**WORK ITEM**
Each entry listed below should be reproduced word for word.

**DATA**
★ ★ ★ ★
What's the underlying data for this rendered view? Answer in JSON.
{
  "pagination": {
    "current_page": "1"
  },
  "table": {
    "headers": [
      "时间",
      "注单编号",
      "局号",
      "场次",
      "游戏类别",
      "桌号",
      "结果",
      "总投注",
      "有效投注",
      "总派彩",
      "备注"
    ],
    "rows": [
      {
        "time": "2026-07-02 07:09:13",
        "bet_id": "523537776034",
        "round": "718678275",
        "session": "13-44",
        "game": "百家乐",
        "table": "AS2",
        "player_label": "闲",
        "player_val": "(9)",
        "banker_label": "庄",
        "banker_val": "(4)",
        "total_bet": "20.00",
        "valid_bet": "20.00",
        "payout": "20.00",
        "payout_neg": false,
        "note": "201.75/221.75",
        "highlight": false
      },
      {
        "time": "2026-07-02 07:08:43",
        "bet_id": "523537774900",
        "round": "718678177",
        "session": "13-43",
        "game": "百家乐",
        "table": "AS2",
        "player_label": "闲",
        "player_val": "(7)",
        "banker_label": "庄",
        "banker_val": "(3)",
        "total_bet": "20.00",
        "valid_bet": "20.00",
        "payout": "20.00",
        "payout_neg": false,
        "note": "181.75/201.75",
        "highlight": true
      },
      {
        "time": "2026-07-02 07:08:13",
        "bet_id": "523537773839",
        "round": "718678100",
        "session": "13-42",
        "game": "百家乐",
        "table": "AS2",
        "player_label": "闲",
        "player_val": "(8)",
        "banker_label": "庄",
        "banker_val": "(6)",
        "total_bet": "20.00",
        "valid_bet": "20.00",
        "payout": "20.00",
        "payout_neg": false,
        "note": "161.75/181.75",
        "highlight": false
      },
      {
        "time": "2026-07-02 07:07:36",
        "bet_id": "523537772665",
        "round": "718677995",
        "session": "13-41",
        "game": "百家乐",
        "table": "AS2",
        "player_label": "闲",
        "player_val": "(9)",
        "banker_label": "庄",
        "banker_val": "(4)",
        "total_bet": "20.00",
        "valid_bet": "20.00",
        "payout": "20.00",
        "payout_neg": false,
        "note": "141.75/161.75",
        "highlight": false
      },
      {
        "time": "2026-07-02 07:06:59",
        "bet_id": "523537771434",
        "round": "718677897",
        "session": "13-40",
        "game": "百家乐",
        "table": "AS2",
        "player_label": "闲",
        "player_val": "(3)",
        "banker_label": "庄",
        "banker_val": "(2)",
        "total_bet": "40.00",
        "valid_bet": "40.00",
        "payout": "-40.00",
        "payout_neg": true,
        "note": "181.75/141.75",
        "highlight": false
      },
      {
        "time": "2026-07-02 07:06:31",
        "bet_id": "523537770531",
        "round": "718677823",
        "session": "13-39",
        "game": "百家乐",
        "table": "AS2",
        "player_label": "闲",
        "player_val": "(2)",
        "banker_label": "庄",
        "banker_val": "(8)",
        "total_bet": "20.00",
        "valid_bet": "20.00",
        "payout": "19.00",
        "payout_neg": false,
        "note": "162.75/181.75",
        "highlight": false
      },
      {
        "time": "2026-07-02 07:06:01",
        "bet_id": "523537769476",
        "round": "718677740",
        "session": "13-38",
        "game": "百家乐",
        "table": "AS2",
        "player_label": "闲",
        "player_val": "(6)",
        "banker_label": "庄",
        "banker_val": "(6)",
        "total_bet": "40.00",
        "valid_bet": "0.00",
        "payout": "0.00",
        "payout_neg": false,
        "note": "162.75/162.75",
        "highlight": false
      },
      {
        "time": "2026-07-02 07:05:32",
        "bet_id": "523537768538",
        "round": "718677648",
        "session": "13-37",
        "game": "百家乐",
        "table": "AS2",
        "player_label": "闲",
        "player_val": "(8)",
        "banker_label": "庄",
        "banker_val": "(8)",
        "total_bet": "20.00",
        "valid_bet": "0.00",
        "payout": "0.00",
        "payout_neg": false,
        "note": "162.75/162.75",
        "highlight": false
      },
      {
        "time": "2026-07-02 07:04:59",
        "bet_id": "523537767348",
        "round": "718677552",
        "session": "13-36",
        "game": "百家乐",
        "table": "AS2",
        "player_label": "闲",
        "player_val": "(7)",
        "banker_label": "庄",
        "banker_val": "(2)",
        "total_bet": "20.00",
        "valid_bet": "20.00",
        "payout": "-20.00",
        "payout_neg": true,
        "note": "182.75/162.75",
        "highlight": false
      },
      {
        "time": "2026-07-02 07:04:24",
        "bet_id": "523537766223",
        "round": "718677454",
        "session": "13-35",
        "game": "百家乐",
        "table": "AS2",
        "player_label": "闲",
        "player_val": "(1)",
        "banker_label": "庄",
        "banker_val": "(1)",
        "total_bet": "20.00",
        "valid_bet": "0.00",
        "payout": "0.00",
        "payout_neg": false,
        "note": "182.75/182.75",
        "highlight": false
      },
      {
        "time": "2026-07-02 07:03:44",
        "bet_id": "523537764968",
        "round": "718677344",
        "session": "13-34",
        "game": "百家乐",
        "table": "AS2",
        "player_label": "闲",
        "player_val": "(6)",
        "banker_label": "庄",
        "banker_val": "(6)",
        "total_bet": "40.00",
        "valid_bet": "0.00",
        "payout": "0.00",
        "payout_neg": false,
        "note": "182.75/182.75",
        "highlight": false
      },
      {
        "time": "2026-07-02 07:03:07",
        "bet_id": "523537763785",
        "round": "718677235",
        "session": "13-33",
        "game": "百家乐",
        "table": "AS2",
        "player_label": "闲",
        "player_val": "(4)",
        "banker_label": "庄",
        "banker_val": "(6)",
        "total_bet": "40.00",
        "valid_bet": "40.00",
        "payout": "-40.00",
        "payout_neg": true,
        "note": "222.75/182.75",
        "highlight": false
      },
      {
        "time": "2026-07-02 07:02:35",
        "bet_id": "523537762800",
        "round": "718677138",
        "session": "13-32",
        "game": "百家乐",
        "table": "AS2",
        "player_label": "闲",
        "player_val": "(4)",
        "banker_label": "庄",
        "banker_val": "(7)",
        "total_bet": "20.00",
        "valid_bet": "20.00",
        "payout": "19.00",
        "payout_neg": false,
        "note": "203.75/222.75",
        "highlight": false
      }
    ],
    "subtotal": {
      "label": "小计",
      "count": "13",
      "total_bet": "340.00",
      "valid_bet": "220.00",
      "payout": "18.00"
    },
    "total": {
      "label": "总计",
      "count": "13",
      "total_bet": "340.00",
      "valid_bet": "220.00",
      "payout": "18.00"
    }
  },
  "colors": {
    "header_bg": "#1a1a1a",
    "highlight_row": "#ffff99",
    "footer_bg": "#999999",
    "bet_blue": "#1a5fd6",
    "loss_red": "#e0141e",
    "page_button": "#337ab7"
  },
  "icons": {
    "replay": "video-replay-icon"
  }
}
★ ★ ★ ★
**ANSWER TO THIS PROBLEM**
What's the underlying data for this rendered view? Answer in JSON.
{
  "pagination": {
    "current_page": "1"
  },
  "table": {
    "headers": [
      "时间",
      "注单编号",
      "局号",
      "场次",
      "游戏类别",
      "桌号",
      "结果",
      "总投注",
      "有效投注",
      "总派彩",
      "备注"
    ],
    "rows": [
      {
        "time": "2026-07-02 07:09:13",
        "bet_id": "523537776034",
        "round": "718678275",
        "session": "13-44",
        "game": "百家乐",
        "table": "AS2",
        "player_label": "闲",
        "player_val": "(9)",
        "banker_label": "庄",
        "banker_val": "(4)",
        "total_bet": "20.00",
        "valid_bet": "20.00",
        "payout": "20.00",
        "payout_neg": false,
        "note": "201.75/221.75",
        "highlight": false
      },
      {
        "time": "2026-07-02 07:08:43",
        "bet_id": "523537774900",
        "round": "718678177",
        "session": "13-43",
        "game": "百家乐",
        "table": "AS2",
        "player_label": "闲",
        "player_val": "(7)",
        "banker_label": "庄",
        "banker_val": "(3)",
        "total_bet": "20.00",
        "valid_bet": "20.00",
        "payout": "20.00",
        "payout_neg": false,
        "note": "181.75/201.75",
        "highlight": true
      },
      {
        "time": "2026-07-02 07:08:13",
        "bet_id": "523537773839",
        "round": "718678100",
        "session": "13-42",
        "game": "百家乐",
        "table": "AS2",
        "player_label": "闲",
        "player_val": "(8)",
        "banker_label": "庄",
        "banker_val": "(6)",
        "total_bet": "20.00",
        "valid_bet": "20.00",
        "payout": "20.00",
        "payout_neg": false,
        "note": "161.75/181.75",
        "highlight": false
      },
      {
        "time": "2026-07-02 07:07:36",
        "bet_id": "523537772665",
        "round": "718677995",
        "session": "13-41",
        "game": "百家乐",
        "table": "AS2",
        "player_label": "闲",
        "player_val": "(9)",
        "banker_label": "庄",
        "banker_val": "(4)",
        "total_bet": "20.00",
        "valid_bet": "20.00",
        "payout": "20.00",
        "payout_neg": false,
        "note": "141.75/161.75",
        "highlight": false
      },
      {
        "time": "2026-07-02 07:06:59",
        "bet_id": "523537771434",
        "round": "718677897",
        "session": "13-40",
        "game": "百家乐",
        "table": "AS2",
        "player_label": "闲",
        "player_val": "(3)",
        "banker_label": "庄",
        "banker_val": "(2)",
        "total_bet": "40.00",
        "valid_bet": "40.00",
        "payout": "-40.00",
        "payout_neg": true,
        "note": "181.75/141.75",
        "highlight": false
      },
      {
        "time": "2026-07-02 07:06:31",
        "bet_id": "523537770531",
        "round": "718677823",
        "session": "13-39",
        "game": "百家乐",
        "table": "AS2",
        "player_label": "闲",
        "player_val": "(2)",
        "banker_label": "庄",
        "banker_val": "(8)",
        "total_bet": "20.00",
        "valid_bet": "20.00",
        "payout": "19.00",
        "payout_neg": false,
        "note": "162.75/181.75",
        "highlight": false
      },
      {
        "time": "2026-07-02 07:06:01",
        "bet_id": "523537769476",
        "round": "718677740",
        "session": "13-38",
        "game": "百家乐",
        "table": "AS2",
        "player_label": "闲",
        "player_val": "(6)",
        "banker_label": "庄",
        "banker_val": "(6)",
        "total_bet": "40.00",
        "valid_bet": "0.00",
        "payout": "0.00",
        "payout_neg": false,
        "note": "162.75/162.75",
        "highlight": false
      },
      {
        "time": "2026-07-02 07:05:32",
        "bet_id": "523537768538",
        "round": "718677648",
        "session": "13-37",
        "game": "百家乐",
        "table": "AS2",
        "player_label": "闲",
        "player_val": "(8)",
        "banker_label": "庄",
        "banker_val": "(8)",
        "total_bet": "20.00",
        "valid_bet": "0.00",
        "payout": "0.00",
        "payout_neg": false,
        "note": "162.75/162.75",
        "highlight": false
      },
      {
        "time": "2026-07-02 07:04:59",
        "bet_id": "523537767348",
        "round": "718677552",
        "session": "13-36",
        "game": "百家乐",
        "table": "AS2",
        "player_label": "闲",
        "player_val": "(7)",
        "banker_label": "庄",
        "banker_val": "(2)",
        "total_bet": "20.00",
        "valid_bet": "20.00",
        "payout": "-20.00",
        "payout_neg": true,
        "note": "182.75/162.75",
        "highlight": false
      },
      {
        "time": "2026-07-02 07:04:24",
        "bet_id": "523537766223",
        "round": "718677454",
        "session": "13-35",
        "game": "百家乐",
        "table": "AS2",
        "player_label": "闲",
        "player_val": "(1)",
        "banker_label": "庄",
        "banker_val": "(1)",
        "total_bet": "20.00",
        "valid_bet": "0.00",
        "payout": "0.00",
        "payout_neg": false,
        "note": "182.75/182.75",
        "highlight": false
      },
      {
        "time": "2026-07-02 07:03:44",
        "bet_id": "523537764968",
        "round": "718677344",
        "session": "13-34",
        "game": "百家乐",
        "table": "AS2",
        "player_label": "闲",
        "player_val": "(6)",
        "banker_label": "庄",
        "banker_val": "(6)",
        "total_bet": "40.00",
        "valid_bet": "0.00",
        "payout": "0.00",
        "payout_neg": false,
        "note": "182.75/182.75",
        "highlight": false
      },
      {
        "time": "2026-07-02 07:03:07",
        "bet_id": "523537763785",
        "round": "718677235",
        "session": "13-33",
        "game": "百家乐",
        "table": "AS2",
        "player_label": "闲",
        "player_val": "(4)",
        "banker_label": "庄",
        "banker_val": "(6)",
        "total_bet": "40.00",
        "valid_bet": "40.00",
        "payout": "-40.00",
        "payout_neg": true,
        "note": "222.75/182.75",
        "highlight": false
      },
      {
        "time": "2026-07-02 07:02:35",
        "bet_id": "523537762800",
        "round": "718677138",
        "session": "13-32",
        "game": "百家乐",
        "table": "AS2",
        "player_label": "闲",
        "player_val": "(4)",
        "banker_label": "庄",
        "banker_val": "(7)",
        "total_bet": "20.00",
        "valid_bet": "20.00",
        "payout": "19.00",
        "payout_neg": false,
        "note": "203.75/222.75",
        "highlight": false
      }
    ],
    "subtotal": {
      "label": "小计",
      "count": "13",
      "total_bet": "340.00",
      "valid_bet": "220.00",
      "payout": "18.00"
    },
    "total": {
      "label": "总计",
      "count": "13",
      "total_bet": "340.00",
      "valid_bet": "220.00",
      "payout": "18.00"
    }
  },
  "colors": {
    "header_bg": "#1a1a1a",
    "highlight_row": "#ffff99",
    "footer_bg": "#999999",
    "bet_blue": "#1a5fd6",
    "loss_red": "#e0141e",
    "page_button": "#337ab7"
  },
  "icons": {
    "replay": "video-replay-icon"
  }
}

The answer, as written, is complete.